== WHAT TO WORK ON ==
Print each of the entries exactly, leaving nothing out.

• • •

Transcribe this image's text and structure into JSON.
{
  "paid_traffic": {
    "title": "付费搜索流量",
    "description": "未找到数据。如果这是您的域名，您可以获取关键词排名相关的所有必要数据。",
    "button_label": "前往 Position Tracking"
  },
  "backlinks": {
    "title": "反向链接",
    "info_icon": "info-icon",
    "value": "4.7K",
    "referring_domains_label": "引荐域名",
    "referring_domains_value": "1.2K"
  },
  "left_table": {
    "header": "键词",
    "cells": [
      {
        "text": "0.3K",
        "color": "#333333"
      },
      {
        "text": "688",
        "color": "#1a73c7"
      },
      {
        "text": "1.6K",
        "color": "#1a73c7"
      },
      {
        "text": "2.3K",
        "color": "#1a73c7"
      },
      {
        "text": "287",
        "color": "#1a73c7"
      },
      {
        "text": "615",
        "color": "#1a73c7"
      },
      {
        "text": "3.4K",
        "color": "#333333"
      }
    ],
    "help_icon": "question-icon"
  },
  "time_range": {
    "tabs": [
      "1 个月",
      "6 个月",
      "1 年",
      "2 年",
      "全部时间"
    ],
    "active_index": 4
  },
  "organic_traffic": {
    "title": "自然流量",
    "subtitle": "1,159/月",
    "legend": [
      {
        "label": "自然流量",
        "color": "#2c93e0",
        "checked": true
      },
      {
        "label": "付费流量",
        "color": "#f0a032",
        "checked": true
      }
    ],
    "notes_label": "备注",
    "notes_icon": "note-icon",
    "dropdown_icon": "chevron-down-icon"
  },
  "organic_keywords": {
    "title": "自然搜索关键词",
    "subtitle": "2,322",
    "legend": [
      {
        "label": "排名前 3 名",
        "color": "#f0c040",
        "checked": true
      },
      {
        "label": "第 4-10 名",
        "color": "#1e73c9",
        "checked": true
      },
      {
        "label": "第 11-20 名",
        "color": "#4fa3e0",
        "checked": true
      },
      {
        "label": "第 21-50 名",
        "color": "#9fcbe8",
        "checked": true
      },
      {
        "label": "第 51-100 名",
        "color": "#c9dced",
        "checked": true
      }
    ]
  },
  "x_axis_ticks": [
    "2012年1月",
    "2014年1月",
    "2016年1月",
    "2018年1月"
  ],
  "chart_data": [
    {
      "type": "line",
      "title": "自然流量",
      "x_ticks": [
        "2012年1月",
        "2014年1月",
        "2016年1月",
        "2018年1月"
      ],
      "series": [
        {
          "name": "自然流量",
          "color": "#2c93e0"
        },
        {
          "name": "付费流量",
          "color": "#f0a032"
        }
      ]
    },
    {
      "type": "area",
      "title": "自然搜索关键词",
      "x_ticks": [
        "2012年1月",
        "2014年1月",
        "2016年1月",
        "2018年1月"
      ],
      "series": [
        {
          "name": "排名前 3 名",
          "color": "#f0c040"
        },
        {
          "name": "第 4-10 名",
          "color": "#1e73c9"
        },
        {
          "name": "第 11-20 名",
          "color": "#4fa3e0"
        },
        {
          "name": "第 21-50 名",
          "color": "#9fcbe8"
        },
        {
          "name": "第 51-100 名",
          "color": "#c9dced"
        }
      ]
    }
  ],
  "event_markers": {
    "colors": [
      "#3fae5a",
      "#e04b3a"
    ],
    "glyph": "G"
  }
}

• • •

== EXPECTED ANSWER ==
Transcribe this image's text and structure into JSON.
{
  "paid_traffic": {
    "title": "付费搜索流量",
    "description": "未找到数据。如果这是您的域名，您可以获取关键词排名相关的所有必要数据。",
    "button_label": "前往 Position Tracking"
  },
  "backlinks": {
    "title": "反向链接",
    "info_icon": "info-icon",
    "value": "4.7K",
    "referring_domains_label": "引荐域名",
    "referring_domains_value": "1.2K"
  },
  "left_table": {
    "header": "键词",
    "cells": [
      {
        "text": "0.3K",
        "color": "#333333"
      },
      {
        "text": "688",
        "color": "#1a73c7"
      },
      {
        "text": "1.6K",
        "color": "#1a73c7"
      },
      {
        "text": "2.3K",
        "color": "#1a73c7"
      },
      {
        "text": "287",
        "color": "#1a73c7"
      },
      {
        "text": "615",
        "color": "#1a73c7"
      },
      {
        "text": "3.4K",
        "color": "#333333"
      }
    ],
    "help_icon": "question-icon"
  },
  "time_range": {
    "tabs": [
      "1 个月",
      "6 个月",
      "1 年",
      "2 年",
      "全部时间"
    ],
    "active_index": 4
  },
  "organic_traffic": {
    "title": "自然流量",
    "subtitle": "1,159/月",
    "legend": [
      {
        "label": "自然流量",
        "color": "#2c93e0",
        "checked": true
      },
      {
        "label": "付费流量",
        "color": "#f0a032",
        "checked": true
      }
    ],
    "notes_label": "备注",
    "notes_icon": "note-icon",
    "dropdown_icon": "chevron-down-icon"
  },
  "organic_keywords": {
    "title": "自然搜索关键词",
    "subtitle": "2,322",
    "legend": [
      {
        "label": "排名前 3 名",
        "color": "#f0c040",
        "checked": true
      },
      {
        "label": "第 4-10 名",
        "color": "#1e73c9",
        "checked": true
      },
      {
        "label": "第 11-20 名",
        "color": "#4fa3e0",
        "checked": true
      },
      {
        "label": "第 21-50 名",
        "color": "#9fcbe8",
        "checked": true
      },
      {
        "label": "第 51-100 名",
        "color": "#c9dced",
        "checked": true
      }
    ]
  },
  "x_axis_ticks": [
    "2012年1月",
    "2014年1月",
    "2016年1月",
    "2018年1月"
  ],
  "chart_data": [
    {
      "type": "line",
      "title": "自然流量",
      "x_ticks": [
        "2012年1月",
        "2014年1月",
        "2016年1月",
        "2018年1月"
      ],
      "series": [
        {
          "name": "自然流量",
          "color": "#2c93e0"
        },
        {
          "name": "付费流量",
          "color": "#f0a032"
        }
      ]
    },
    {
      "type": "area",
      "title": "自然搜索关键词",
      "x_ticks": [
        "2012年1月",
        "2014年1月",
        "2016年1月",
        "2018年1月"
      ],
      "series": [
        {
          "name": "排名前 3 名",
          "color": "#f0c040"
        },
        {
          "name": "第 4-10 名",
          "color": "#1e73c9"
        },
        {
          "name": "第 11-20 名",
          "color": "#4fa3e0"
        },
        {
          "name": "第 21-50 名",
          "color": "#9fcbe8"
        },
        {
          "name": "第 51-100 名",
          "color": "#c9dced"
        }
      ]
    }
  ],
  "event_markers": {
    "colors": [
      "#3fae5a",
      "#e04b3a"
    ],
    "glyph": "G"
  }
}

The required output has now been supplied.